Original Scientific Article

DOI: 10.5937/pravzap1001139X

KEY WORDS
Judicial reform, court system, court network, shortcomings in regulations, shortcomings in the application of regulations.

ABSTRACT
Legislation on judicial reform established a new court system, a new court network and a new position of judges. According to the Law on Organisation of Courts, judicial power is performed by courts of general and special jurisdiction. General jurisdiction belongs to basic courts, higher courts, appellate courts and the Supreme Court of Cassation. Special jurisdiction belongs to misdemeanour courts, the Higher Misdemeanour Court, commercial courts, the Appellate Commercial Court and the Administrative Court. The highest court in Serbia is the Supreme Court of Cassation. The court network consists of 34 basic courts, 24 higher courts, 4 appellate courts, 45 misdemeanour courts, Higher Misdemeanour Court, 16 commercial courts, Appellate Commercial Court, Administrative Court and Supreme Court of Cassation. The position of judges is regulated by the Law on Judges and is conditioned by the Law on the High Judicial Council. The former law regulates the independence and mandate of judges; incompatibility and compatibility in performance of judicial functions; conditions and criteria for election of judges and presidents of courts; evaluation of the work of judges and court presidents; termination of judicial functions and of the mandate of court presidents; removal of judges; accountability of judges. The position of judges does not depend only on the quality of legislation, but also on its proper application.

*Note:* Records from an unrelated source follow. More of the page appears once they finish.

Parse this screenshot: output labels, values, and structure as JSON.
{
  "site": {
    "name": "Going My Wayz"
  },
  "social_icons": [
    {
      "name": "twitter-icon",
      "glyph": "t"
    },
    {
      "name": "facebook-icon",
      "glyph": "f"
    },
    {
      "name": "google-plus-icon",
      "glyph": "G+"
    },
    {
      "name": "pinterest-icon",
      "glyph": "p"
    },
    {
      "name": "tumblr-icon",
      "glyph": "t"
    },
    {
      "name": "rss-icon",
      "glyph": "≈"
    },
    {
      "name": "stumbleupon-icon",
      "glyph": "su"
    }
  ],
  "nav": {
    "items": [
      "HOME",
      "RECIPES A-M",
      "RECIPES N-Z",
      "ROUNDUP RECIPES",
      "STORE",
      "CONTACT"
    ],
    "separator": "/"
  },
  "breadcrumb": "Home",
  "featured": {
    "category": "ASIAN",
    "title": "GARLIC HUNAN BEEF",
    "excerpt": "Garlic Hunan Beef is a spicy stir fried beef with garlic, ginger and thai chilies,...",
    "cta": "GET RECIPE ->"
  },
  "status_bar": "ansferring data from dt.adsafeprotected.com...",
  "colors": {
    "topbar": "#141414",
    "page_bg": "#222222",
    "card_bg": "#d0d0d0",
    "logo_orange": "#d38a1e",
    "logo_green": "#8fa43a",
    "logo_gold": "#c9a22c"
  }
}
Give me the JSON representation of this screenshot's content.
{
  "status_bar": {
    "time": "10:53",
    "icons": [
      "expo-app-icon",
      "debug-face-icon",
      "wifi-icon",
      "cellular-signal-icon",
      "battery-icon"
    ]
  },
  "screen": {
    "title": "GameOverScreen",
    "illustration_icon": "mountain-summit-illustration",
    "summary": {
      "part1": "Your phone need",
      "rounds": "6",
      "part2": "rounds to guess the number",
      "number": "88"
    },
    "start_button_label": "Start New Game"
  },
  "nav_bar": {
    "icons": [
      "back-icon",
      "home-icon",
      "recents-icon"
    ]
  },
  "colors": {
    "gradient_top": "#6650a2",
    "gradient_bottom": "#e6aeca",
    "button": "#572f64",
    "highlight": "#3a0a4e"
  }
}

The quality of legislation was impaired through transitory provisions of the mentioned laws. There are faults in the application of legislation, as well, especially in the procedure of general election of judges.

Faults towards those who were elected have struck the sitting judges. Among the re-elected judges, some of them have participated in the 1996 election fraud, been in conflict of interest, were facing acquittal, passed problematic decisions humouring daily politics, or were inefficient or unsuccessful. Among judges who were not re-elected, there are those who have successfully and in a professional manner conducted their judicial duties, were efficient and dedicated to their calling. The faults of those who conducted the election concern the premature constitution of the High Judicial Council, work of the Council in an incomplete composition, unconstitutional presiding of the Council and ignoring the specific position of sitting judges during the process of general election.

The process of general election ended with a decision which does not contain individualised reasoning for non-election.

The legality of the general election will be decided upon by the Constitutional Court, before which the procedure on appeal by the non-elected judges has already started.